Ben Schierer, the mayor of Fergus Falls, also questioned the political narrative. “Too many times the opponents of LGA paint this issue as political or regional or partisan or geographic,” he said. “But it’s not. It’s a Minnesota issue.”
Mayor Mike Kuhle of Worthington said LGA distributions are the best way to help keep local property tax bills down. He said that is especially important in towns like his, places near Iowa and South Dakota that compete with tax levels in those states. Two recent school bond failures, Kuhle said, could have been caused by taxpayers who think local government tax rates are too high.
But if these mayors think their residents favor more LGA, why don’t their legislators support it?
Kirsten Hagen-Kennedy, the mayor of North Branch, has one explanation. “So they run, and they make promises, and people go out and vote because we all want to believe what someone says,” said Hagen-Kennedy. “Then they get into office and all of a sudden I’m up here talking about local control being taken away.”
“Local control” is a reference to another batch of issues that local governments have been worried about. GOP bills and budget provisions proposed this year have sought a blanket preemption on cities legislating on minimum wage and paid leave and prohibitions on local bans on plastic bags. In fact, the plastic bag bans were of such interest that language about them ended up in two different appropriation bills: the jobs and economic development bill and the environment and natural resources bill.
Dayton vetoed both. “Instead of providing for essential government services provided by cities and counties, the bill micromanages local decision making,” Dayton wrote in his veto message on the revenue bill.
By the end of April, 60 cities spread across the state had passed resolutions opposing legislation that would block cities from acting on measures that “directly respond to the needs of their community.”
Counties want a transportation deal
LGA and pre-emption are not the only issues on which local officials in Republican districts disagree with Republican legislators.
An hour after the mayors spoke, officials from the Association of Minnesota Counties passed through the offices of statehouse reporters to share a letter they have sent to legislators.
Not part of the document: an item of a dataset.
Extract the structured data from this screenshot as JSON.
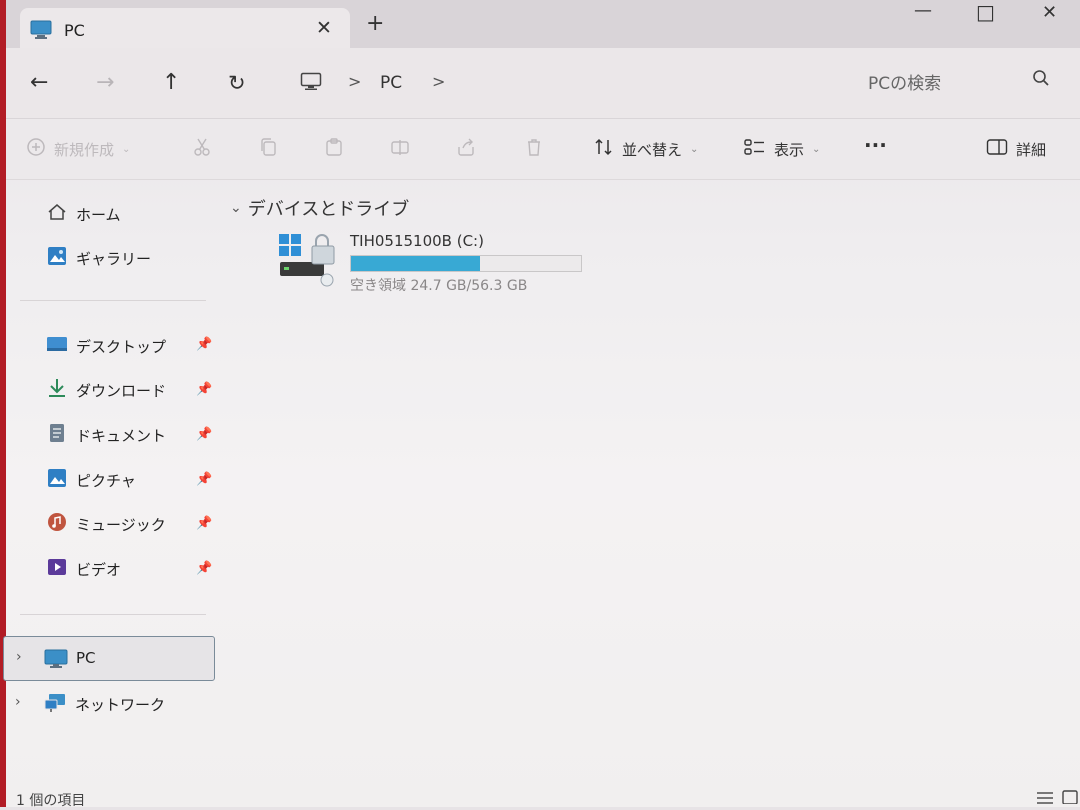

Commissioners and top transportation staff from 79 different counties signed a letter calling on lawmakers to compromise on a transportation plan.
That compromise, the letter stated, should include not just one-time spending from general fund surpluses but “increased revenue from a constitutionally dedicated source, such as vehicle registration fees.”
And the letter said any deal must include adequate treatment of transit in urban areas. Though the letter did not use the hot-button phrase “light rail,” it did allude to such investments. The governor and Legislature must agree on a way to “give counties the resources to fund transit operations in a manner that makes sense for the unique needs of the county,” it stated.
“While much discussion has focused on an alleged divide between the needs of Greater Minnesota or the metro, the reality is that we simply cannot address our transportation needs piece-by-piece or region-by-region any longer,” the letter continued.
Anoka County Commissioner Scott Schulte, one of the leaders of the counties group, said even though party labels don’t appear on the ballot for most city and county elections, the candidates have partisan affiliations. Local officials, however, act on them differently than legislators do. “The Legislature is more driven by the caucus system and the party system than are local councils and commissions,” he said. “That allows them to be a little harsher, to be a little more dogmatic about their beliefs. And they’re allowed to NOT get things done. We are not.”
“If we do answer to a specific dogma or a specific group — whether it’s Republican or Democrat — we’d be in constant combat, just like the Legislature is,” Schulte said. “We’re forced to compromise more often. We’re forced to look at problems through a different prism.”